[Opening GIVEN DATA section]
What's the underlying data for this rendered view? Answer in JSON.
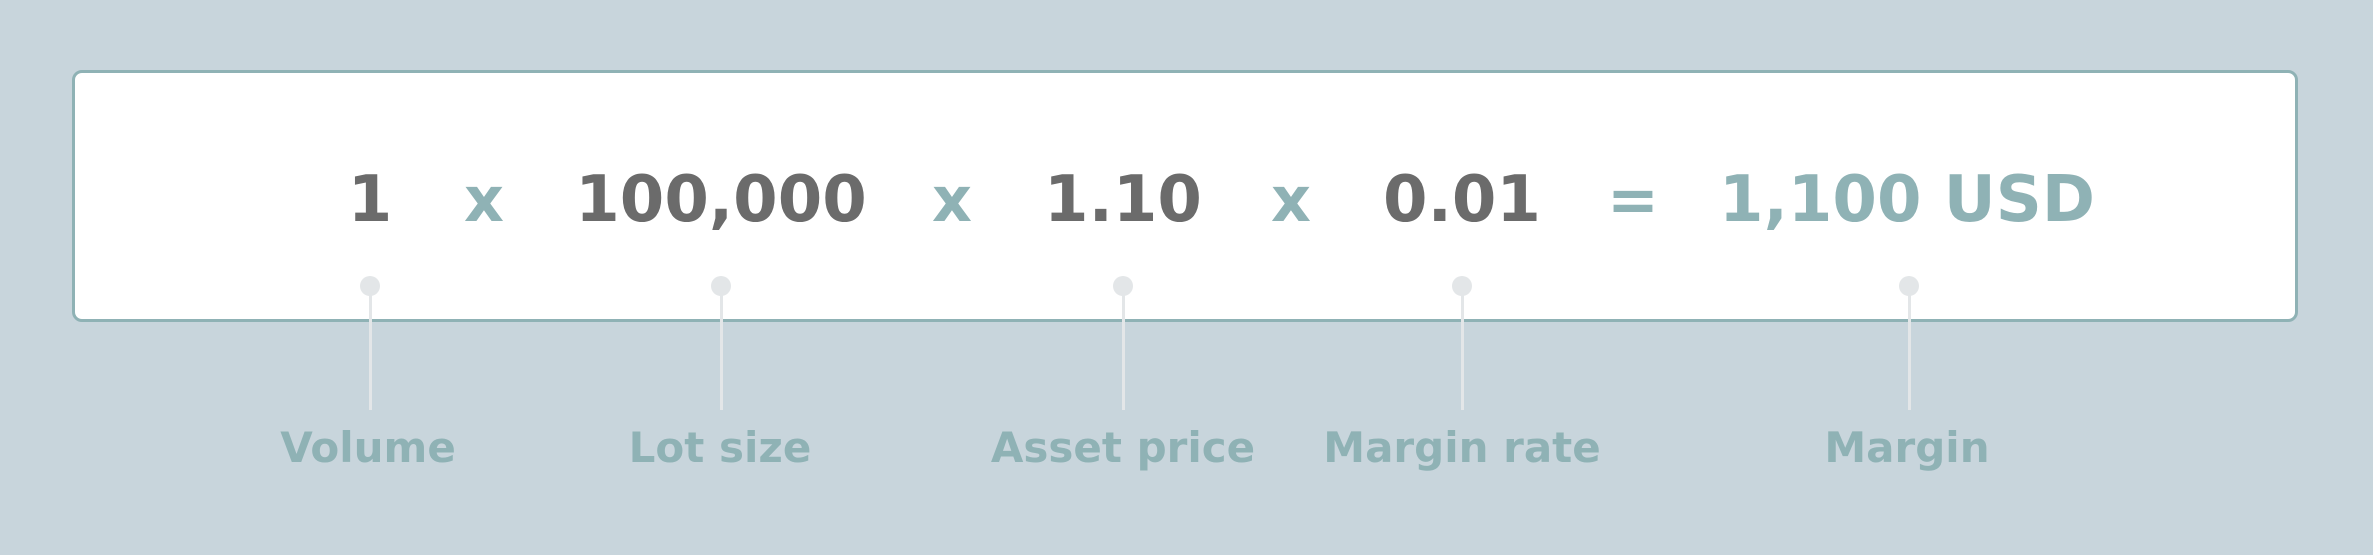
{
  "formula": {
    "terms": [
      {
        "id": "volume",
        "value": "1",
        "label": "Volume"
      },
      {
        "id": "lot-size",
        "value": "100,000",
        "label": "Lot size"
      },
      {
        "id": "asset-price",
        "value": "1.10",
        "label": "Asset price"
      },
      {
        "id": "margin-rate",
        "value": "0.01",
        "label": "Margin rate"
      }
    ],
    "operators": [
      "x",
      "x",
      "x",
      "="
    ],
    "result": {
      "value": "1,100 USD",
      "label": "Margin"
    }
  },
  "colors": {
    "background": "#c8d5dc",
    "card": "#ffffff",
    "accent": "#8fb2b5",
    "term_text": "#6b6b6b",
    "connector": "#e3e6e8"
  }
}
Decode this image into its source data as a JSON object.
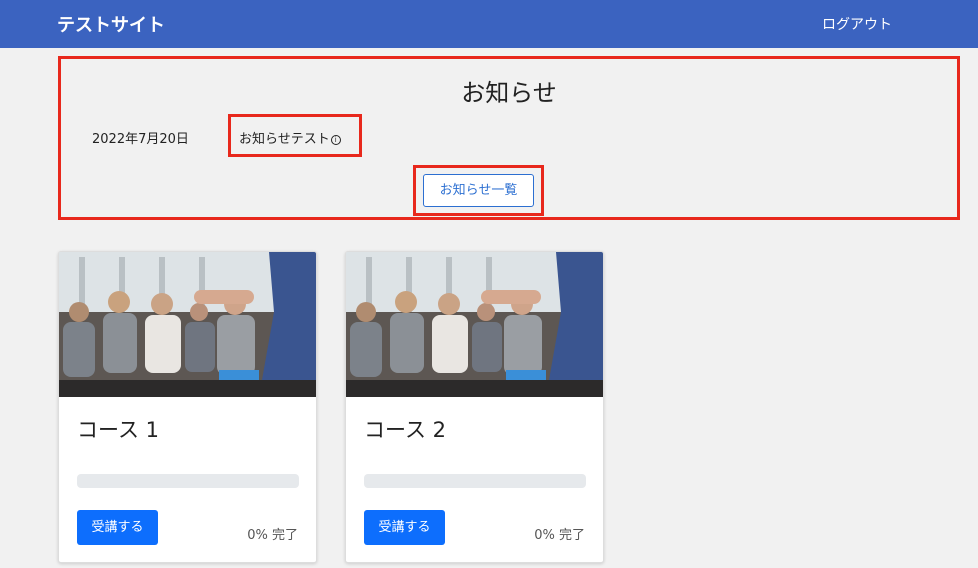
{
  "navbar": {
    "brand": "テストサイト",
    "logout": "ログアウト"
  },
  "notice": {
    "title": "お知らせ",
    "date": "2022年7月20日",
    "item": "お知らせテスト",
    "item_icon": "info-circle-icon",
    "list_button": "お知らせ一覧"
  },
  "colors": {
    "navbar": "#3b63c0",
    "highlight": "#e8281c",
    "primary": "#0d6efd"
  },
  "courses": [
    {
      "title": "コース 1",
      "progress": 0,
      "progress_label": "0% 完了",
      "button": "受講する",
      "image": "seminar-audience-photo"
    },
    {
      "title": "コース 2",
      "progress": 0,
      "progress_label": "0% 完了",
      "button": "受講する",
      "image": "seminar-audience-photo"
    }
  ]
}
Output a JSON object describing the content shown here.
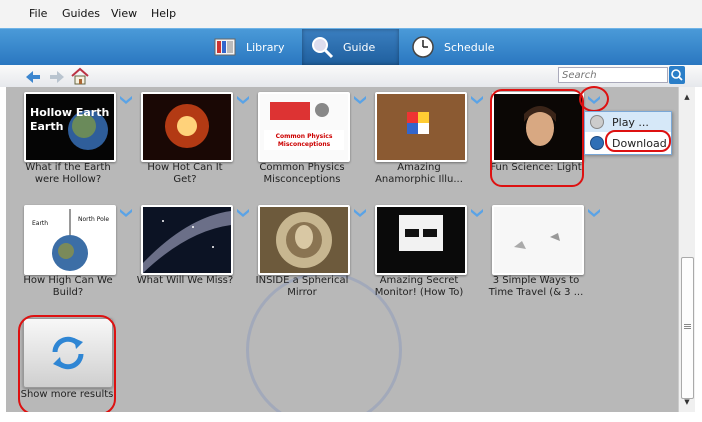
{
  "menu": [
    "File",
    "Guides",
    "View",
    "Help"
  ],
  "tabs": [
    {
      "label": "Library",
      "icon": "library-icon",
      "active": false
    },
    {
      "label": "Guide",
      "icon": "magnifier-icon",
      "active": true
    },
    {
      "label": "Schedule",
      "icon": "clock-icon",
      "active": false
    }
  ],
  "search": {
    "placeholder": "Search"
  },
  "items": [
    {
      "caption": "What if the Earth were Hollow?",
      "thumb_text": "Hollow Earth"
    },
    {
      "caption": "How Hot Can It Get?"
    },
    {
      "caption": "Common Physics Misconceptions",
      "thumb_text": "Common Physics Misconceptions"
    },
    {
      "caption": "Amazing Anamorphic Illu..."
    },
    {
      "caption": "Fun Science: Light"
    },
    {
      "caption": "How High Can We Build?",
      "thumb_text_1": "Earth",
      "thumb_text_2": "North Pole"
    },
    {
      "caption": "What Will We Miss?"
    },
    {
      "caption": "INSIDE a Spherical Mirror"
    },
    {
      "caption": "Amazing Secret Monitor! (How To)"
    },
    {
      "caption": "3 Simple Ways to Time Travel (& 3 ..."
    }
  ],
  "show_more": "Show more results",
  "context_menu": [
    {
      "label": "Play ...",
      "icon": "play-icon"
    },
    {
      "label": "Download",
      "icon": "download-icon"
    }
  ],
  "colors": {
    "accent": "#2a77c0",
    "highlight_ring": "#dd1111",
    "grid_bg": "#b8b8b8"
  }
}
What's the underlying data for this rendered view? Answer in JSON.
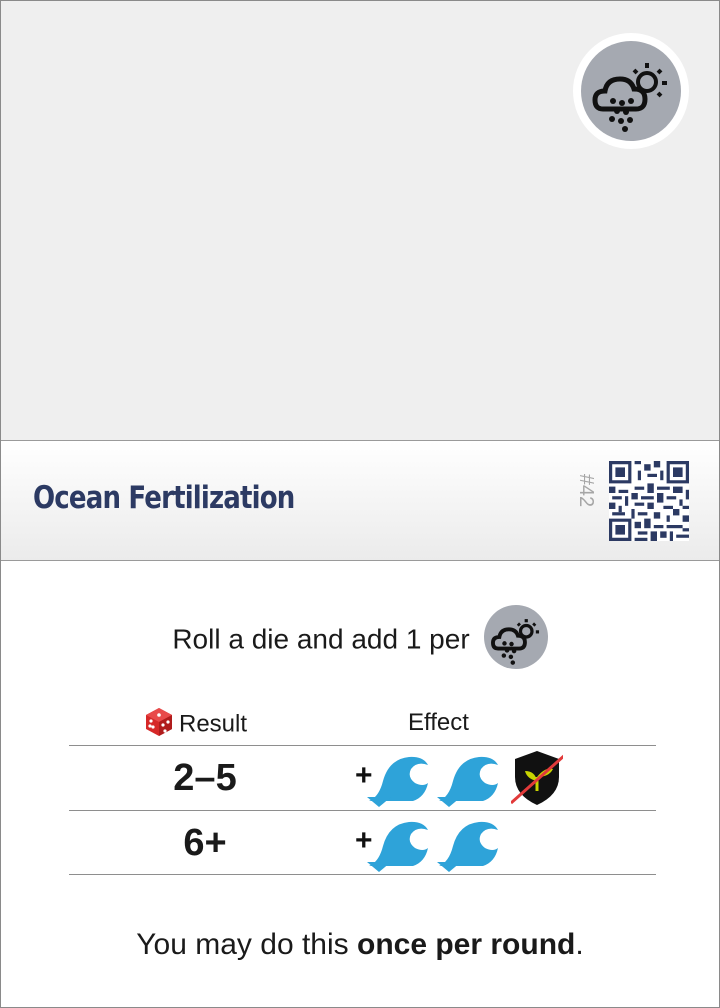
{
  "card": {
    "number": "#42",
    "title": "Ocean Fertilization",
    "category_icon": "cloud-rain-sun-icon",
    "instruction_text": "Roll a die and add 1 per",
    "instruction_icon": "cloud-rain-sun-icon",
    "table": {
      "result_header": "Result",
      "effect_header": "Effect",
      "result_icon": "red-die-icon",
      "rows": [
        {
          "result": "2–5",
          "plus": "+",
          "effects": [
            "ocean-wave-icon",
            "ocean-wave-icon",
            "crossed-out-plant-shield-icon"
          ]
        },
        {
          "result": "6+",
          "plus": "+",
          "effects": [
            "ocean-wave-icon",
            "ocean-wave-icon"
          ]
        }
      ]
    },
    "footer_prefix": "You may do this ",
    "footer_bold": "once per round",
    "footer_suffix": "."
  },
  "colors": {
    "title": "#2c3a63",
    "wave": "#2ea3d9",
    "badge": "#a5a9b1",
    "die": "#d62828"
  }
}
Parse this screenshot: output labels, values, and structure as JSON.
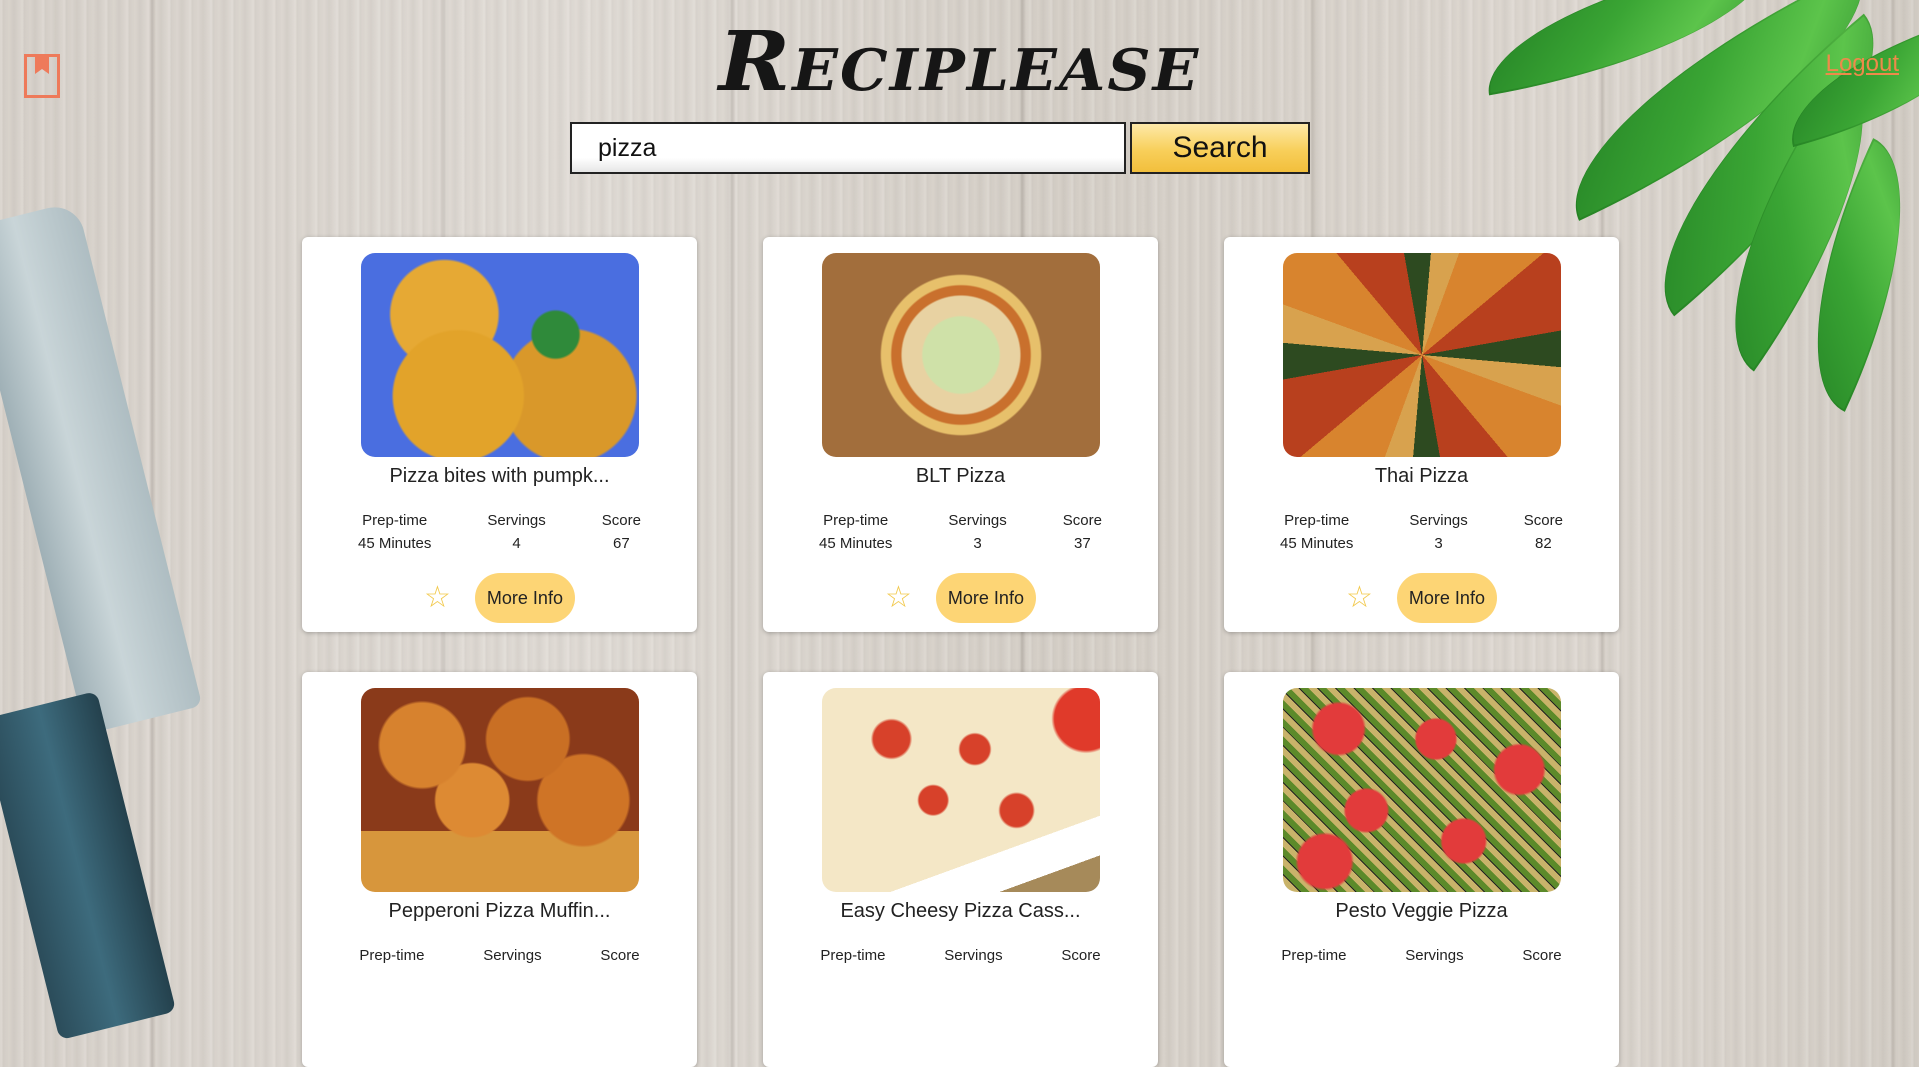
{
  "header": {
    "app_title": "Reciplease",
    "logout_label": "Logout"
  },
  "search": {
    "value": "pizza",
    "button_label": "Search"
  },
  "recipes": [
    {
      "title": "Pizza bites with pumpk...",
      "prep_label": "Prep-time",
      "prep": "45 Minutes",
      "servings_label": "Servings",
      "servings": "4",
      "score_label": "Score",
      "score": "67",
      "more_label": "More Info",
      "image": "pizza-bites-photo"
    },
    {
      "title": "BLT Pizza",
      "prep_label": "Prep-time",
      "prep": "45 Minutes",
      "servings_label": "Servings",
      "servings": "3",
      "score_label": "Score",
      "score": "37",
      "more_label": "More Info",
      "image": "blt-pizza-photo"
    },
    {
      "title": "Thai Pizza",
      "prep_label": "Prep-time",
      "prep": "45 Minutes",
      "servings_label": "Servings",
      "servings": "3",
      "score_label": "Score",
      "score": "82",
      "more_label": "More Info",
      "image": "thai-pizza-photo"
    },
    {
      "title": "Pepperoni Pizza Muffin...",
      "prep_label": "Prep-time",
      "servings_label": "Servings",
      "score_label": "Score",
      "image": "pepperoni-muffin-photo"
    },
    {
      "title": "Easy Cheesy Pizza Cass...",
      "prep_label": "Prep-time",
      "servings_label": "Servings",
      "score_label": "Score",
      "image": "pizza-casserole-photo"
    },
    {
      "title": "Pesto Veggie Pizza",
      "prep_label": "Prep-time",
      "servings_label": "Servings",
      "score_label": "Score",
      "image": "pesto-veggie-pizza-photo"
    }
  ],
  "colors": {
    "accent": "#fdd575",
    "logout": "#ee8a4a",
    "bookmark": "#ee7a5a",
    "star": "#f2c94c"
  },
  "icons": {
    "bookmark": "bookmark-icon",
    "favorite": "star-outline-icon"
  }
}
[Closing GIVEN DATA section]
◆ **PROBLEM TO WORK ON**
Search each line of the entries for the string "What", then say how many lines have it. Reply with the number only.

◆ **SOLUTION TO THE EXERCISE**
4